With revenues from rich oil resources, Azerbaijan has acquired air defence systems, drones from Israel and Turkey, Russian surface-to-air missiles and other advanced weaponry. In spite of its limited spending power, Armenia has also acquired heavy weapons and sophisticated missile systems from Russia. Russia is committed to defending Armenia, Turkey is committed to protecting Azerbaijan, Iran has a border with both countries and has a sizeable Azeri population.
In November, Azerbaijan, with its newly acquired sophisticated weaponry, particularly Israeli and Turkish drones and support from external actors, finally took control of the land surrounding villages of Nagorno-Karabakh, previously occupied by Armenian forces. It is widely believed that fielding of armed Israeli and Turkey drones by Azerbaijan in the latest fighting tilted the scales of victory in its favour.
The November 10 peace deal differed from the three previous ceasefire agreements, as it provided for the deployment of peacekeepers from Russia and Turkey. The deployment of peacekeepers in the conflict zone will not only keep the warring factions at bay but also have a sobering effect as it will prevent further escalation. In general, the peace deal has been interpreted as a sort of victory to Azerbaijan and defeat to Armenia. This is evident from the victory celebrations in Azerbaijan and internal turmoil in Armenia that erupted after signing of the peace deal. However, the deal has provided new hope for de-escalation of tensions in the region.
India, rightly, maintains a balanced approach by maintaining relations with both States. Due to the support extended by Armenia to India’s stand on Kashmir issue and other historical reasons, India maintains strong relations with Armenia. In fact, India signed a friendship and cooperation treaty with Armenia in 1995. So far as Azerbaijan is concerned, the ONGC made small investments in Azeri oil project and GAIL is exploring the possible cooperation in LNG. Ultimately, it is diplomacy and not military, which can pave the way for a lasting solution to the conflict.

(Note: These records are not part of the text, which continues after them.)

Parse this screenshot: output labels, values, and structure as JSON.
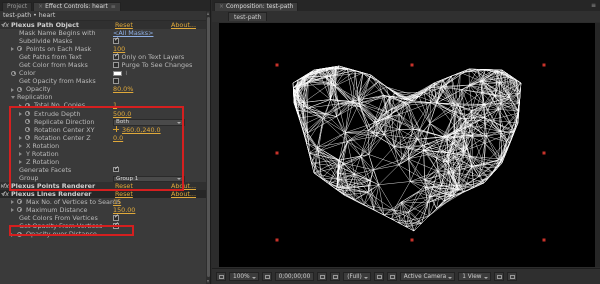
{
  "left_panel": {
    "tab_project": "Project",
    "tab_effect_controls": "Effect Controls: heart",
    "breadcrumb": "test-path • heart",
    "plexus_path_object": {
      "fx": "fx",
      "name": "Plexus Path Object",
      "reset": "Reset",
      "about": "About..."
    },
    "mask_name_begins_with": {
      "label": "Mask Name Begins with",
      "value": "<All Masks>"
    },
    "subdivide_masks": {
      "label": "Subdivide Masks"
    },
    "points_on_each_mask": {
      "label": "Points on Each Mask",
      "value": "100"
    },
    "get_paths_from_text": {
      "label": "Get Paths from Text",
      "checkbox_label": "Only on Text Layers"
    },
    "get_color_from_masks": {
      "label": "Get Color from Masks",
      "checkbox_label": "Purge To See Changes"
    },
    "color": {
      "label": "Color"
    },
    "get_opacity_from_masks": {
      "label": "Get Opacity from Masks"
    },
    "opacity": {
      "label": "Opacity",
      "value": "80.0%"
    },
    "replication": {
      "label": "Replication",
      "total_copies": {
        "label": "Total No. Copies",
        "value": "1"
      },
      "extrude_depth": {
        "label": "Extrude Depth",
        "value": "500.0"
      },
      "replicate_direction": {
        "label": "Replicate Direction",
        "value": "Both"
      },
      "rotation_center_xy": {
        "label": "Rotation Center XY",
        "value": "360.0,240.0"
      },
      "rotation_center_z": {
        "label": "Rotation Center Z",
        "value": "0.0"
      },
      "x_rotation": {
        "label": "X Rotation"
      },
      "y_rotation": {
        "label": "Y Rotation"
      },
      "z_rotation": {
        "label": "Z Rotation"
      }
    },
    "generate_facets": {
      "label": "Generate Facets"
    },
    "group": {
      "label": "Group",
      "value": "Group 1"
    },
    "plexus_points_renderer": {
      "fx": "fx",
      "name": "Plexus Points Renderer",
      "reset": "Reset",
      "about": "About..."
    },
    "plexus_lines_renderer": {
      "fx": "fx",
      "name": "Plexus Lines Renderer",
      "reset": "Reset",
      "about": "About..."
    },
    "max_vertices": {
      "label": "Max No. of Vertices to Search",
      "value": "15"
    },
    "maximum_distance": {
      "label": "Maximum Distance",
      "value": "150.00"
    },
    "get_colors_from_vertices": {
      "label": "Get Colors From Vertices"
    },
    "get_opacity_from_vertices": {
      "label": "Get Opacity From Vertices"
    },
    "opacity_over_distance": {
      "label": "Opacity over Distance"
    }
  },
  "right_panel": {
    "tab_composition": "Composition: test-path",
    "subtab": "test-path",
    "zoom": "100%",
    "timecode": "0;00;00;00",
    "resolution": "(Full)",
    "camera": "Active Camera",
    "view": "1 View"
  },
  "colors": {
    "panel_bg": "#3a3a3a",
    "link": "#e0a93a",
    "highlight_box": "#d51f1f",
    "viewer_bg": "#000000",
    "plexus_lines": "#ffffff"
  }
}
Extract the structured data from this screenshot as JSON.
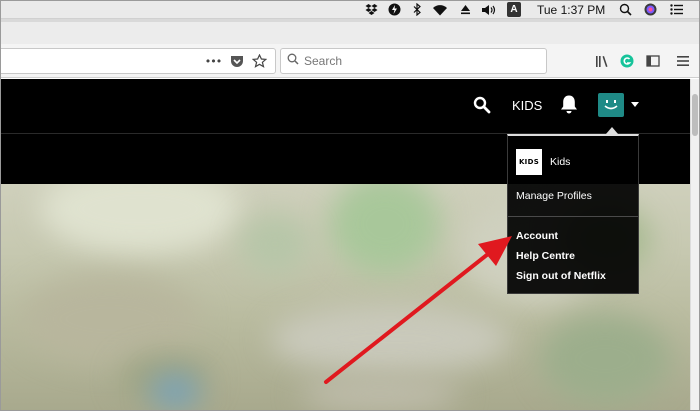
{
  "menubar": {
    "clock": "Tue 1:37 PM",
    "icons": [
      "dropbox-icon",
      "power-icon",
      "bluetooth-icon",
      "wifi-icon",
      "eject-icon",
      "volume-icon",
      "input-source-icon",
      "search-icon",
      "siri-icon",
      "list-icon"
    ],
    "input_source_letter": "A"
  },
  "browser": {
    "search": {
      "placeholder": "Search",
      "value": ""
    },
    "page_actions_glyph": "•••"
  },
  "netflix": {
    "kids_link": "KIDS",
    "profile_color": "#1f8a86",
    "dropdown": {
      "profile_name": "Kids",
      "profile_logo_text": "KIDS",
      "manage_profiles": "Manage Profiles",
      "account": "Account",
      "help": "Help Centre",
      "signout": "Sign out of Netflix"
    }
  },
  "annotation": {
    "arrow_color": "#e0191f"
  }
}
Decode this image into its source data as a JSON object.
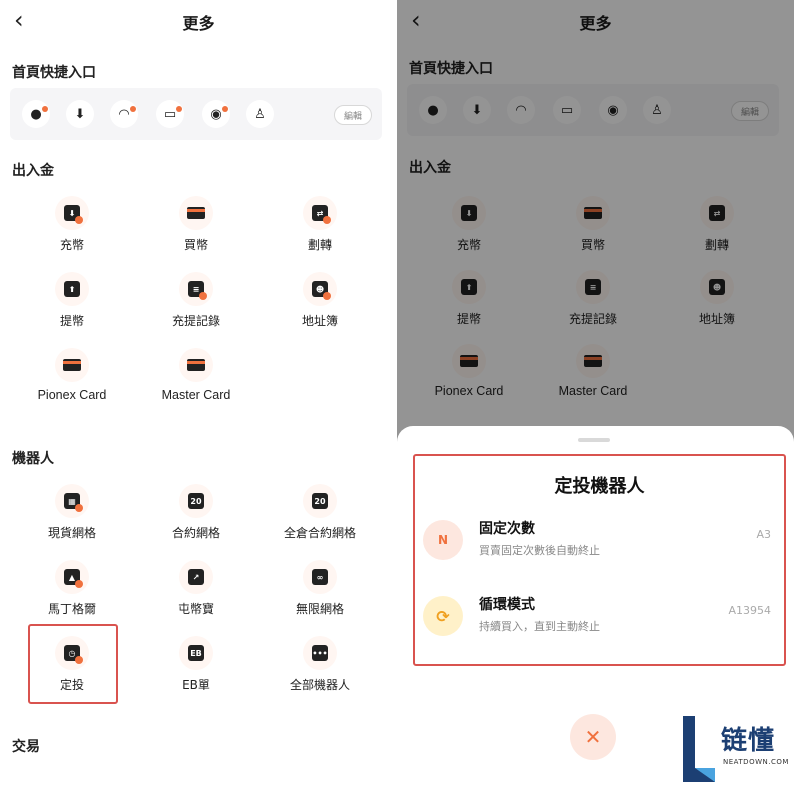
{
  "left": {
    "nav_title": "更多",
    "quick_title": "首頁快捷入口",
    "quick_icons": [
      "person-icon",
      "deposit-icon",
      "support-icon",
      "card-icon",
      "bot-icon",
      "trophy-icon"
    ],
    "edit_label": "編輯",
    "sections": {
      "funds": {
        "title": "出入金",
        "items": [
          {
            "label": "充幣",
            "icon": "deposit-icon"
          },
          {
            "label": "買幣",
            "icon": "card-icon"
          },
          {
            "label": "劃轉",
            "icon": "transfer-icon"
          },
          {
            "label": "提幣",
            "icon": "withdraw-icon"
          },
          {
            "label": "充提記錄",
            "icon": "history-icon"
          },
          {
            "label": "地址簿",
            "icon": "address-book-icon"
          },
          {
            "label": "Pionex Card",
            "icon": "card-icon"
          },
          {
            "label": "Master Card",
            "icon": "card-icon"
          }
        ]
      },
      "bots": {
        "title": "機器人",
        "items": [
          {
            "label": "現貨網格",
            "icon": "grid-icon"
          },
          {
            "label": "合約網格",
            "icon": "futures-grid-icon"
          },
          {
            "label": "全倉合約網格",
            "icon": "cross-grid-icon"
          },
          {
            "label": "馬丁格爾",
            "icon": "martingale-icon"
          },
          {
            "label": "屯幣寶",
            "icon": "chart-icon"
          },
          {
            "label": "無限網格",
            "icon": "infinity-icon"
          },
          {
            "label": "定投",
            "icon": "clock-icon"
          },
          {
            "label": "EB單",
            "icon": "eb-icon"
          },
          {
            "label": "全部機器人",
            "icon": "more-icon"
          }
        ]
      },
      "trade": {
        "title": "交易"
      }
    }
  },
  "right": {
    "sheet_title": "定投機器人",
    "options": [
      {
        "name": "固定次數",
        "desc": "買賣固定次數後自動終止",
        "count": "A3",
        "icon_text": "N",
        "icon": "fixed-count-icon"
      },
      {
        "name": "循環模式",
        "desc": "持續買入，直到主動終止",
        "count": "A13954",
        "icon_text": "⟳",
        "icon": "loop-icon"
      }
    ],
    "close_icon": "close-icon",
    "watermark": {
      "title": "链懂",
      "subtitle": "NEATDOWN.COM"
    }
  },
  "colors": {
    "accent": "#f0713e",
    "highlight": "#d9534f",
    "brand_blue": "#1c3f73"
  }
}
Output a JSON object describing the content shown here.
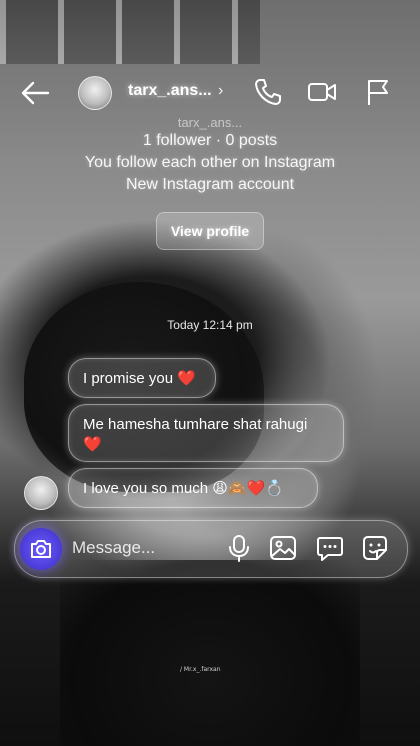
{
  "header": {
    "username": "tarx_.ans...",
    "chevron": "›",
    "icons": [
      "back-arrow-icon",
      "phone-icon",
      "video-camera-icon",
      "flag-icon"
    ]
  },
  "profile": {
    "faded_handle": "tarx_.ans...",
    "followers_posts": "1 follower · 0 posts",
    "mutual_follow": "You follow each other on Instagram",
    "account_note": "New Instagram account",
    "view_profile_label": "View profile"
  },
  "conversation": {
    "timestamp": "Today 12:14 pm",
    "messages": [
      {
        "text": "I promise you",
        "emoji": "❤️"
      },
      {
        "text": "Me hamesha tumhare shat rahugi",
        "emoji": "❤️"
      },
      {
        "text": "I love you so much",
        "emoji": "😩🙈❤️💍"
      }
    ]
  },
  "composer": {
    "placeholder": "Message...",
    "icons": [
      "camera-icon",
      "microphone-icon",
      "gallery-icon",
      "chat-bubble-icon",
      "sticker-icon"
    ]
  },
  "watermark": "/ Mr.x_.farxan",
  "colors": {
    "accent_camera": "#4a3bd6",
    "heart": "#ff3b45"
  }
}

(The author is IPS (Retd) and former Chief Security Adviser, United Nations)